Task statement:
Only the number is needed: how many lines of the entries below contain the word "practice".

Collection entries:
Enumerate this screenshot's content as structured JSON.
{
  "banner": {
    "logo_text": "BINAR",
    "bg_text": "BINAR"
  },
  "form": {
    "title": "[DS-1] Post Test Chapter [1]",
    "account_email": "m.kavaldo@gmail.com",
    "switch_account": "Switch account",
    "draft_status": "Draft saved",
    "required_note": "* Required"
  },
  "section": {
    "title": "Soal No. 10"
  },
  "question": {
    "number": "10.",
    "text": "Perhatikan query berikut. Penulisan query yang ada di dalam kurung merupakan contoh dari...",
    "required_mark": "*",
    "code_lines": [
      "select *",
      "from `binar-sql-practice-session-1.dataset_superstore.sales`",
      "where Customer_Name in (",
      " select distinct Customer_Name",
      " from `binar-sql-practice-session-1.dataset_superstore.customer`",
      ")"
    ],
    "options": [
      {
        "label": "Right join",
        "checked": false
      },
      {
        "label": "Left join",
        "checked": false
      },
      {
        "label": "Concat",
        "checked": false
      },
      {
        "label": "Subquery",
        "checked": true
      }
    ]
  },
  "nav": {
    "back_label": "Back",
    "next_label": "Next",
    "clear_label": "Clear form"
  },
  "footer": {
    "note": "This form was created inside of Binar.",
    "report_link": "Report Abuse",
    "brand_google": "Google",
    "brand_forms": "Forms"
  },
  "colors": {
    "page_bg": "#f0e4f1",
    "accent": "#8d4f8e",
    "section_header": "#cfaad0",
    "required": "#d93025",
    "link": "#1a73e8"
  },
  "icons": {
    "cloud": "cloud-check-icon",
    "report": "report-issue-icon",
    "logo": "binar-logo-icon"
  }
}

Final answer:
2